# ABOUT THIS EXERCISE
Retype the data that follows exactly. No pictures belong in the copy.

# INFORMATION
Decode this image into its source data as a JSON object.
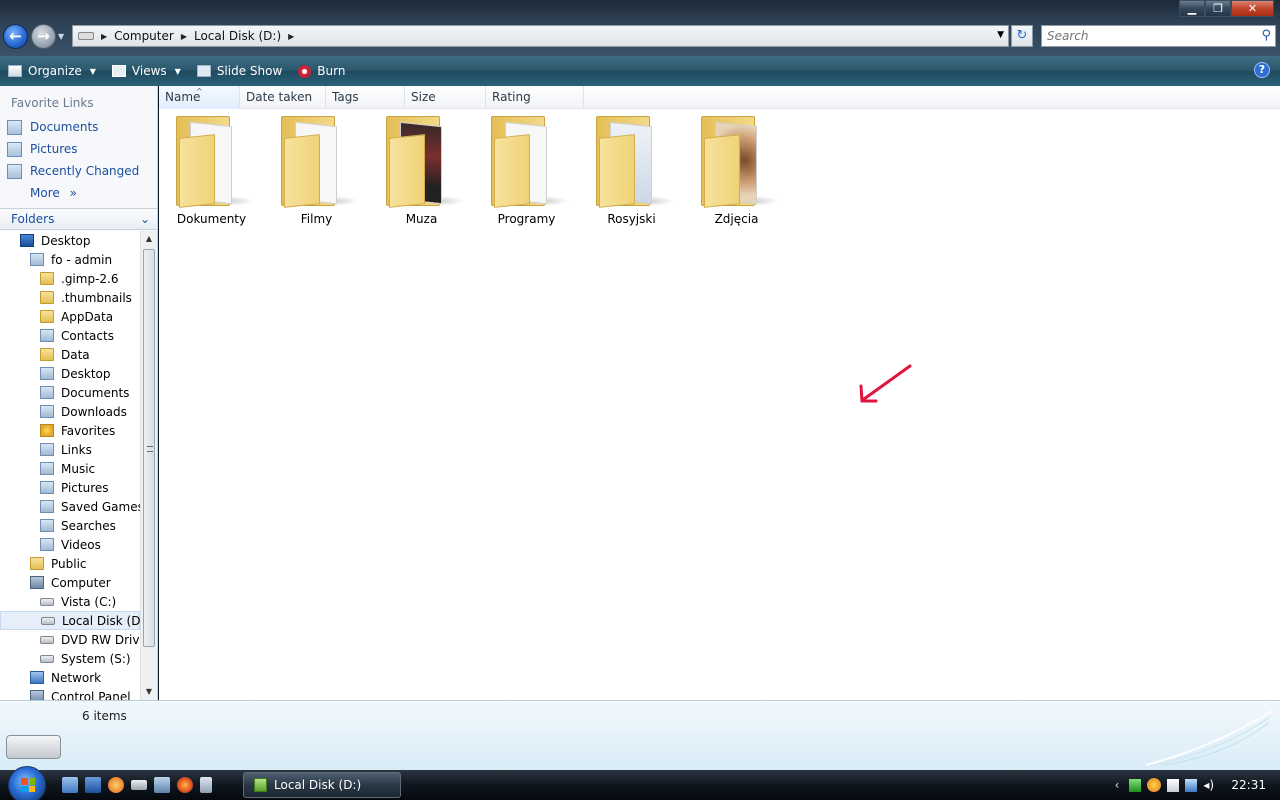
{
  "window": {
    "controls": {
      "minimize": "▁",
      "maximize": "❐",
      "close": "✕"
    }
  },
  "address_bar": {
    "crumbs": [
      "Computer",
      "Local Disk (D:)"
    ],
    "refresh_glyph": "↻"
  },
  "search": {
    "placeholder": "Search"
  },
  "toolbar": {
    "organize": "Organize",
    "views": "Views",
    "slideshow": "Slide Show",
    "burn": "Burn",
    "help": "?"
  },
  "nav": {
    "favorite_links_header": "Favorite Links",
    "favorites": [
      "Documents",
      "Pictures",
      "Recently Changed"
    ],
    "more": "More",
    "more_glyph": "»",
    "folders_header": "Folders"
  },
  "tree": [
    {
      "label": "Desktop",
      "indent": 0,
      "icon": "desktop"
    },
    {
      "label": "fo - admin",
      "indent": 1,
      "icon": "user"
    },
    {
      "label": ".gimp-2.6",
      "indent": 2,
      "icon": "folder"
    },
    {
      "label": ".thumbnails",
      "indent": 2,
      "icon": "folder"
    },
    {
      "label": "AppData",
      "indent": 2,
      "icon": "folder"
    },
    {
      "label": "Contacts",
      "indent": 2,
      "icon": "user"
    },
    {
      "label": "Data",
      "indent": 2,
      "icon": "folder"
    },
    {
      "label": "Desktop",
      "indent": 2,
      "icon": "user"
    },
    {
      "label": "Documents",
      "indent": 2,
      "icon": "user"
    },
    {
      "label": "Downloads",
      "indent": 2,
      "icon": "user"
    },
    {
      "label": "Favorites",
      "indent": 2,
      "icon": "star"
    },
    {
      "label": "Links",
      "indent": 2,
      "icon": "user"
    },
    {
      "label": "Music",
      "indent": 2,
      "icon": "user"
    },
    {
      "label": "Pictures",
      "indent": 2,
      "icon": "user"
    },
    {
      "label": "Saved Games",
      "indent": 2,
      "icon": "user"
    },
    {
      "label": "Searches",
      "indent": 2,
      "icon": "user"
    },
    {
      "label": "Videos",
      "indent": 2,
      "icon": "user"
    },
    {
      "label": "Public",
      "indent": 1,
      "icon": "folder"
    },
    {
      "label": "Computer",
      "indent": 1,
      "icon": "computer"
    },
    {
      "label": "Vista (C:)",
      "indent": 2,
      "icon": "drive"
    },
    {
      "label": "Local Disk (D:)",
      "indent": 2,
      "icon": "drive",
      "selected": true
    },
    {
      "label": "DVD RW Drive",
      "indent": 2,
      "icon": "drive"
    },
    {
      "label": "System (S:)",
      "indent": 2,
      "icon": "drive"
    },
    {
      "label": "Network",
      "indent": 1,
      "icon": "network"
    },
    {
      "label": "Control Panel",
      "indent": 1,
      "icon": "computer"
    }
  ],
  "columns": [
    "Name",
    "Date taken",
    "Tags",
    "Size",
    "Rating"
  ],
  "sort_glyph": "^",
  "items": [
    {
      "label": "Dokumenty",
      "thumb": "plain"
    },
    {
      "label": "Filmy",
      "thumb": "plain"
    },
    {
      "label": "Muza",
      "thumb": "dark"
    },
    {
      "label": "Programy",
      "thumb": "plain"
    },
    {
      "label": "Rosyjski",
      "thumb": "blue"
    },
    {
      "label": "Zdjęcia",
      "thumb": "photo"
    }
  ],
  "details": {
    "item_count": "6 items"
  },
  "annotation": {
    "arrow_color": "#e0143c"
  },
  "taskbar": {
    "active_window": "Local Disk (D:)",
    "tray_chevron": "‹",
    "clock": "22:31"
  }
}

# WRITTEN RESPONSE
Decode this image into its source data as a JSON object.
{
  "window": {
    "controls": {
      "minimize": "▁",
      "maximize": "❐",
      "close": "✕"
    }
  },
  "address_bar": {
    "crumbs": [
      "Computer",
      "Local Disk (D:)"
    ],
    "refresh_glyph": "↻"
  },
  "search": {
    "placeholder": "Search"
  },
  "toolbar": {
    "organize": "Organize",
    "views": "Views",
    "slideshow": "Slide Show",
    "burn": "Burn",
    "help": "?"
  },
  "nav": {
    "favorite_links_header": "Favorite Links",
    "favorites": [
      "Documents",
      "Pictures",
      "Recently Changed"
    ],
    "more": "More",
    "more_glyph": "»",
    "folders_header": "Folders"
  },
  "tree": [
    {
      "label": "Desktop",
      "indent": 0,
      "icon": "desktop"
    },
    {
      "label": "fo - admin",
      "indent": 1,
      "icon": "user"
    },
    {
      "label": ".gimp-2.6",
      "indent": 2,
      "icon": "folder"
    },
    {
      "label": ".thumbnails",
      "indent": 2,
      "icon": "folder"
    },
    {
      "label": "AppData",
      "indent": 2,
      "icon": "folder"
    },
    {
      "label": "Contacts",
      "indent": 2,
      "icon": "user"
    },
    {
      "label": "Data",
      "indent": 2,
      "icon": "folder"
    },
    {
      "label": "Desktop",
      "indent": 2,
      "icon": "user"
    },
    {
      "label": "Documents",
      "indent": 2,
      "icon": "user"
    },
    {
      "label": "Downloads",
      "indent": 2,
      "icon": "user"
    },
    {
      "label": "Favorites",
      "indent": 2,
      "icon": "star"
    },
    {
      "label": "Links",
      "indent": 2,
      "icon": "user"
    },
    {
      "label": "Music",
      "indent": 2,
      "icon": "user"
    },
    {
      "label": "Pictures",
      "indent": 2,
      "icon": "user"
    },
    {
      "label": "Saved Games",
      "indent": 2,
      "icon": "user"
    },
    {
      "label": "Searches",
      "indent": 2,
      "icon": "user"
    },
    {
      "label": "Videos",
      "indent": 2,
      "icon": "user"
    },
    {
      "label": "Public",
      "indent": 1,
      "icon": "folder"
    },
    {
      "label": "Computer",
      "indent": 1,
      "icon": "computer"
    },
    {
      "label": "Vista (C:)",
      "indent": 2,
      "icon": "drive"
    },
    {
      "label": "Local Disk (D:)",
      "indent": 2,
      "icon": "drive",
      "selected": true
    },
    {
      "label": "DVD RW Drive",
      "indent": 2,
      "icon": "drive"
    },
    {
      "label": "System (S:)",
      "indent": 2,
      "icon": "drive"
    },
    {
      "label": "Network",
      "indent": 1,
      "icon": "network"
    },
    {
      "label": "Control Panel",
      "indent": 1,
      "icon": "computer"
    }
  ],
  "columns": [
    "Name",
    "Date taken",
    "Tags",
    "Size",
    "Rating"
  ],
  "sort_glyph": "^",
  "items": [
    {
      "label": "Dokumenty",
      "thumb": "plain"
    },
    {
      "label": "Filmy",
      "thumb": "plain"
    },
    {
      "label": "Muza",
      "thumb": "dark"
    },
    {
      "label": "Programy",
      "thumb": "plain"
    },
    {
      "label": "Rosyjski",
      "thumb": "blue"
    },
    {
      "label": "Zdjęcia",
      "thumb": "photo"
    }
  ],
  "details": {
    "item_count": "6 items"
  },
  "annotation": {
    "arrow_color": "#e0143c"
  },
  "taskbar": {
    "active_window": "Local Disk (D:)",
    "tray_chevron": "‹",
    "clock": "22:31"
  }
}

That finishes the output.